If a line in the data below holds the word "Поступова", copy it.

Entries provided Block Start

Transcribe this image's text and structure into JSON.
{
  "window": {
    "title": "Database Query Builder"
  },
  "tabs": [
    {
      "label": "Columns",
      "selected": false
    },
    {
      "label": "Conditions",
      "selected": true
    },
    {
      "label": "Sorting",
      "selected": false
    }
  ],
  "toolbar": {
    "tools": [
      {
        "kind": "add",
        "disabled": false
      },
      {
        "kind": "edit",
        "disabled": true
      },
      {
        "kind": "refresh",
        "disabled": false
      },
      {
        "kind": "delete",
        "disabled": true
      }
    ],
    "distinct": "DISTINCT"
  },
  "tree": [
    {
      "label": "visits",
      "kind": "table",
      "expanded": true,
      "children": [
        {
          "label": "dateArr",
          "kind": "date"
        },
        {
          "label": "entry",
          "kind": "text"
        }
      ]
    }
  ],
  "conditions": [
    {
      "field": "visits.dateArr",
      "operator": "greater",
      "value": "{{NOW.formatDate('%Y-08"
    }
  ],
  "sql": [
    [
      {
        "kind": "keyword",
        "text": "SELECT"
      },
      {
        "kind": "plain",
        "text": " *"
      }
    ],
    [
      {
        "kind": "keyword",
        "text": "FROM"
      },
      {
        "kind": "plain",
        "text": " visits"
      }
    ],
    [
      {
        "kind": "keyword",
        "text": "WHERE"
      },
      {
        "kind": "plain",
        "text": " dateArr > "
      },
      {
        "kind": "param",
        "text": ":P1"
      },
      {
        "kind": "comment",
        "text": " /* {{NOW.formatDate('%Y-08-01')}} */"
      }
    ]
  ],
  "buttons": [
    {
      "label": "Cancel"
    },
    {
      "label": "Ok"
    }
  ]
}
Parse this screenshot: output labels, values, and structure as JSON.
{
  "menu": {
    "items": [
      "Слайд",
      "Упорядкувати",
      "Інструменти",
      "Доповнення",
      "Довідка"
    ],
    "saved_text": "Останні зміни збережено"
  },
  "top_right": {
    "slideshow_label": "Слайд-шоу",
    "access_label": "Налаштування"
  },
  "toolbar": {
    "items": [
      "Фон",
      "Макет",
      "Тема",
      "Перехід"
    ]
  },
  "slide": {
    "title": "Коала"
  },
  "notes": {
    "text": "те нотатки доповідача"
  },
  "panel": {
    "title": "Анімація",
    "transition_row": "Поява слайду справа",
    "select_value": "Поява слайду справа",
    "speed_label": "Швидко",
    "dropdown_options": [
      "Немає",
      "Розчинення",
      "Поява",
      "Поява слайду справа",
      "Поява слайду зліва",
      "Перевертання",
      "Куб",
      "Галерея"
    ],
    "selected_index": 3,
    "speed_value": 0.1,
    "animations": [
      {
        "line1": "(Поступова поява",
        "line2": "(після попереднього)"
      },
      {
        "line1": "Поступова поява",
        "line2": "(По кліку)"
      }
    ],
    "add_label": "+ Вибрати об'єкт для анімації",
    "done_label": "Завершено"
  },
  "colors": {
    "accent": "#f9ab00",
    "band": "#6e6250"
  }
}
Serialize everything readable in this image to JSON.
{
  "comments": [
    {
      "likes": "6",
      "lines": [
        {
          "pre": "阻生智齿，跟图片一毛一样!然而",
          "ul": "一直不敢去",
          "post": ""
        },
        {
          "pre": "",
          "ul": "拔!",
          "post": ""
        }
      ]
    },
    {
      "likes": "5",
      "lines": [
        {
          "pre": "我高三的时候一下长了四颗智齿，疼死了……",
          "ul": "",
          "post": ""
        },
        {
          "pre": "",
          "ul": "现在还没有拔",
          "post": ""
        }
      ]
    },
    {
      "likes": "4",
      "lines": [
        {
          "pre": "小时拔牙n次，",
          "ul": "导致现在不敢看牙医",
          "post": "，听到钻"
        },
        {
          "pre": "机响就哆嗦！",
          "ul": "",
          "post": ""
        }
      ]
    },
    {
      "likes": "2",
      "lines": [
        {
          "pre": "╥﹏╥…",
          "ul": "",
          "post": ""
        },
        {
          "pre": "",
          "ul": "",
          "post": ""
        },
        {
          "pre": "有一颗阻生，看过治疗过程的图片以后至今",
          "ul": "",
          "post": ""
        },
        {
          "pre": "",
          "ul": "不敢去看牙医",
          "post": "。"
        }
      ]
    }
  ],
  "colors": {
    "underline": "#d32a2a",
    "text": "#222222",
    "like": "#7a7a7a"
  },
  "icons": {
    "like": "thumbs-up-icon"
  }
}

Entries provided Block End

• Answer to this task:
        "line1": "(Поступова поява",
        "line1": "Поступова поява",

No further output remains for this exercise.